Creativity, challenge and culture in the languages classroom: a response to the Ofsted Curriculum Research Review

Porter, A., Graham, S., Myles, F. and Holmes, B. (2022) Creativity, challenge and culture in the languages classroom: a response to the Ofsted Curriculum Research Review. Language Learning Journal. ISSN 1753-2167

[img]
Preview
Text (Open Access) - Published Version
· Available under License Creative Commons Attribution.
· Please see our End User Agreement before downloading.

1MB
[img] Text - Accepted Version
· Restricted to Repository staff only

260kB

It is advisable to refer to the publisher's version if you intend to cite from this work. See Guidance on citing.

To link to this item DOI: 10.1080/09571736.2022.2046358

Abstract/Summary
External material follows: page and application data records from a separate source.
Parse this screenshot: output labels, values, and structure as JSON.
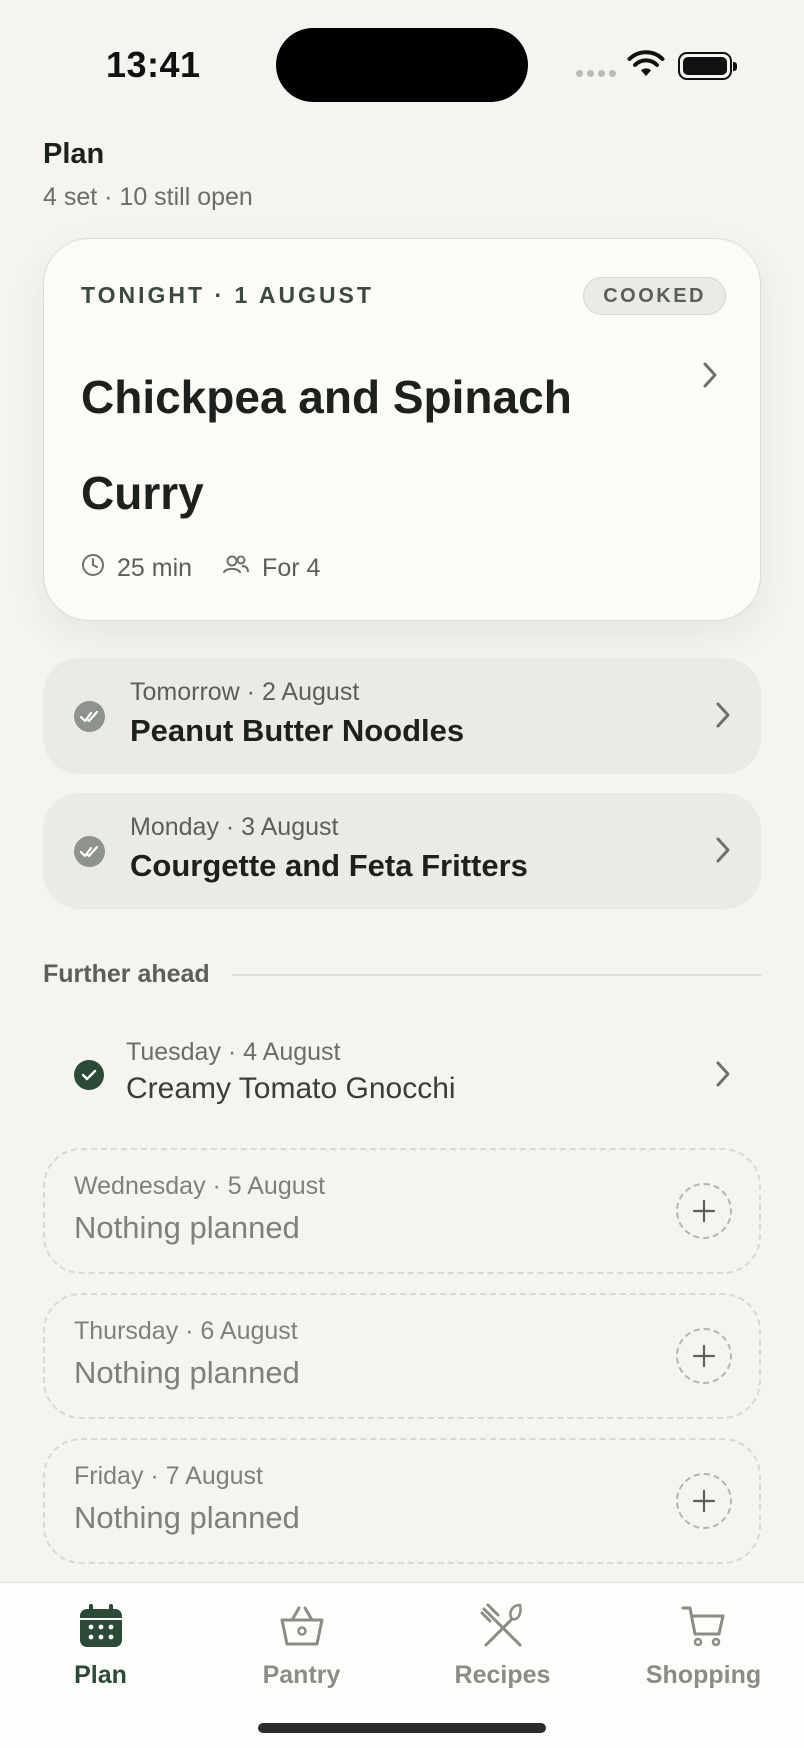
{
  "status": {
    "time": "13:41"
  },
  "header": {
    "title": "Plan",
    "subtitle": "4 set · 10 still open"
  },
  "hero": {
    "kicker": "TONIGHT · 1 AUGUST",
    "badge": "COOKED",
    "title": "Chickpea and Spinach Curry",
    "duration": "25 min",
    "servings": "For 4"
  },
  "upcoming": [
    {
      "date": "Tomorrow · 2 August",
      "name": "Peanut Butter Noodles"
    },
    {
      "date": "Monday · 3 August",
      "name": "Courgette and Feta Fritters"
    }
  ],
  "section": {
    "label": "Further ahead"
  },
  "planned": {
    "date": "Tuesday · 4 August",
    "name": "Creamy Tomato Gnocchi"
  },
  "empty_days": [
    {
      "date": "Wednesday · 5 August",
      "text": "Nothing planned"
    },
    {
      "date": "Thursday · 6 August",
      "text": "Nothing planned"
    },
    {
      "date": "Friday · 7 August",
      "text": "Nothing planned"
    }
  ],
  "tabs": [
    {
      "label": "Plan",
      "icon": "calendar-icon",
      "active": true
    },
    {
      "label": "Pantry",
      "icon": "basket-icon",
      "active": false
    },
    {
      "label": "Recipes",
      "icon": "utensils-icon",
      "active": false
    },
    {
      "label": "Shopping",
      "icon": "cart-icon",
      "active": false
    }
  ],
  "colors": {
    "background": "#f5f4ef",
    "accent": "#2c4a38",
    "card": "#fcfbf8",
    "muted_card": "#ebeae4"
  }
}
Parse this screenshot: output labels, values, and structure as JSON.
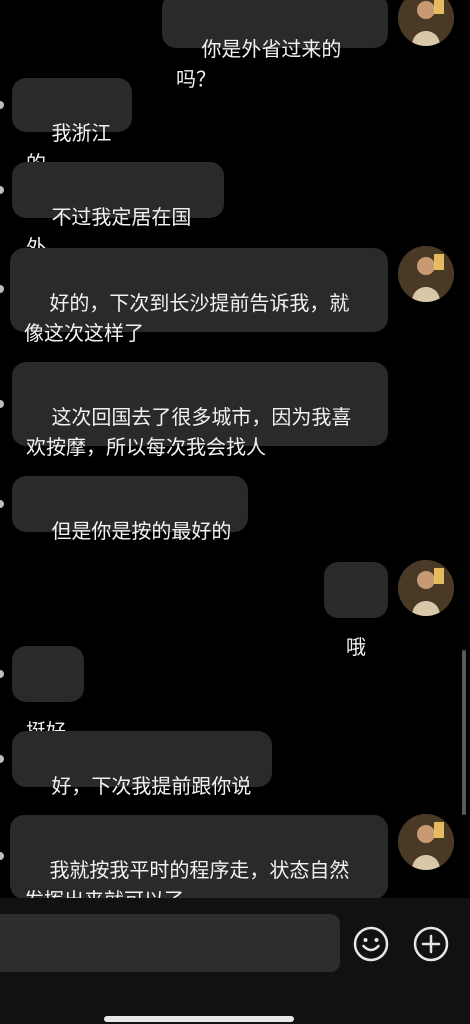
{
  "chat": {
    "messages": [
      {
        "side": "right",
        "text": "你是外省过来的吗？",
        "avatar": "contact-avatar"
      },
      {
        "side": "left",
        "text": "我浙江的"
      },
      {
        "side": "left",
        "text": "不过我定居在国外"
      },
      {
        "side": "left",
        "text": "好的，下次到长沙提前告诉我，就\n像这次这样了",
        "avatar": "contact-avatar"
      },
      {
        "side": "left",
        "text": "这次回国去了很多城市，因为我喜\n欢按摩，所以每次我会找人"
      },
      {
        "side": "left",
        "text": "但是你是按的最好的"
      },
      {
        "side": "right",
        "text": "哦",
        "avatar": "contact-avatar"
      },
      {
        "side": "left",
        "text": "挺好"
      },
      {
        "side": "left",
        "text": "好，下次我提前跟你说"
      },
      {
        "side": "left",
        "text": "我就按我平时的程序走，状态自然\n发挥出来就可以了",
        "avatar": "contact-avatar"
      }
    ]
  },
  "composer": {
    "input_value": "",
    "emoji_icon": "smiley-icon",
    "add_icon": "plus-circle-icon"
  },
  "colors": {
    "background": "#000000",
    "bubble": "#2a2a2a",
    "text": "#f2f2f2"
  }
}
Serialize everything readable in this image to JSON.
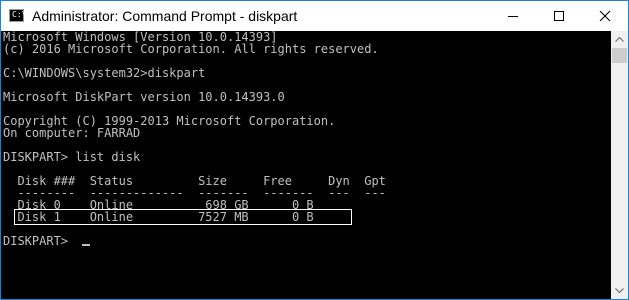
{
  "window": {
    "title": "Administrator: Command Prompt - diskpart",
    "icon": "command-prompt-icon",
    "icon_glyph": "C:\\",
    "controls": [
      "minimize",
      "maximize",
      "close"
    ]
  },
  "console": {
    "lines": [
      "Microsoft Windows [Version 10.0.14393]",
      "(c) 2016 Microsoft Corporation. All rights reserved.",
      "",
      "C:\\WINDOWS\\system32>diskpart",
      "",
      "Microsoft DiskPart version 10.0.14393.0",
      "",
      "Copyright (C) 1999-2013 Microsoft Corporation.",
      "On computer: FARRAD",
      "",
      "DISKPART> list disk",
      "",
      "  Disk ###  Status         Size     Free     Dyn  Gpt",
      "  --------  -------------  -------  -------  ---  ---",
      "  Disk 0    Online          698 GB      0 B",
      "  Disk 1    Online         7527 MB      0 B",
      "",
      "DISKPART> "
    ],
    "highlighted_row": "Disk 1",
    "text_color": "#c0c0c0",
    "background_color": "#000000"
  },
  "colors": {
    "title_bar": "#ffffff",
    "window_border": "#1883d7",
    "highlight_box": "#ffffff"
  }
}
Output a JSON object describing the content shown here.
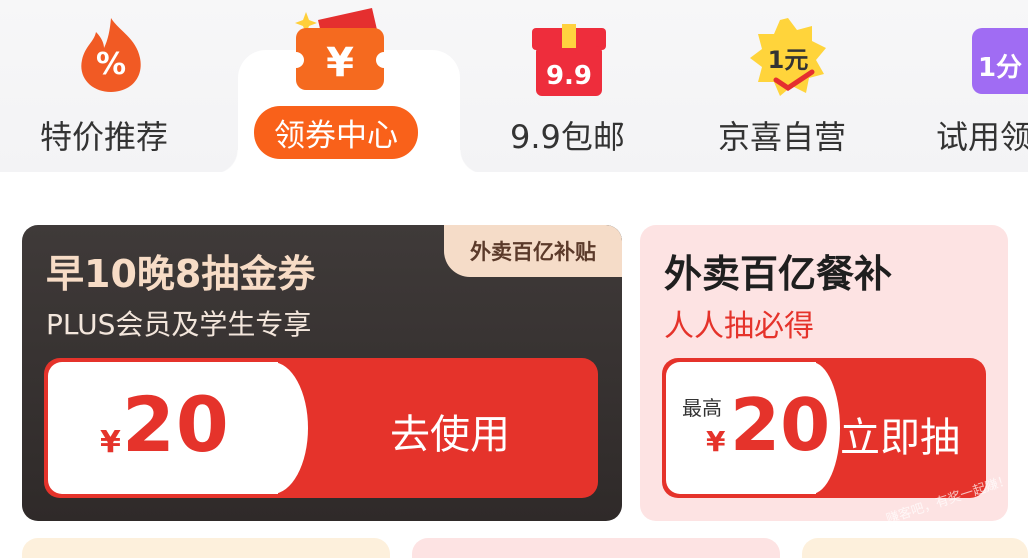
{
  "categories": [
    {
      "label": "特价推荐",
      "icon": "flame-percent-icon",
      "icon_text": "%",
      "active": false
    },
    {
      "label": "领券中心",
      "icon": "coupon-yen-icon",
      "icon_text": "¥",
      "active": true
    },
    {
      "label": "9.9包邮",
      "icon": "gift-box-icon",
      "icon_text": "9.9",
      "active": false
    },
    {
      "label": "京喜自营",
      "icon": "badge-one-yuan-icon",
      "icon_text": "1元",
      "active": false
    },
    {
      "label": "试用领",
      "icon": "trial-bag-icon",
      "icon_text": "1分",
      "active": false
    }
  ],
  "promo_left": {
    "tag": "外卖百亿补贴",
    "title": "早10晚8抽金券",
    "subtitle": "PLUS会员及学生专享",
    "currency": "¥",
    "amount": "20",
    "action": "去使用"
  },
  "promo_right": {
    "title": "外卖百亿餐补",
    "subtitle": "人人抽必得",
    "prefix": "最高",
    "currency": "¥",
    "amount": "20",
    "action": "立即抽"
  },
  "watermark": "赚客吧，有奖一起赚！www.zuanke8.com",
  "colors": {
    "accent_orange": "#f9611a",
    "red": "#e5332b",
    "dark_card": "#3a3534",
    "pink_card": "#fde3e3",
    "gold_text": "#f7dcc6"
  }
}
In this opinion piece we problematise foreign language (FL) learning curricula which are rigidly based on carefully sequenced input and constrained learning opportunities. Whilst an important component in language learning, language knowledge constitutes more than phonics vocabulary and grammar. Our stance is premised on the understanding that, whether novice or expert, an FL learner is not a “tabula rasa”. In other words, every learner will have existing linguistic, social and cultural knowledge and skills, as well as cognitive and developing metacognitive resources which have the potential to both support and frustrate the language learning process. This, in turn, problematises a structured approach to teaching and learning which rests on carefully sequenced input, constrained learning opportunities and minimal exposure to unfamiliar language. We propose that FL curricula should be centred around opportunities to actively communicate in the language, supported by rich and plentiful input. We suggest that, to foster emotional engagement and intrinsic motivation, young FL learners should engage with cultural artefacts and authentic content in the target language. In addition, learning activities which offer both challenge and enough scaffolding to experience success are likely to support self-efficacy which is linked to motivation.

Item Type:Article
Refereed:Yes
Divisions:Arts, Humanities and Social Science > Institute of Education > Language and Literacy in Education
ID Code:104126
Publisher:Taylor & Francis

Downloads

Downloads per month over past year

University Staff: Request a correction | Centaur Editors: Update this record

Page navigation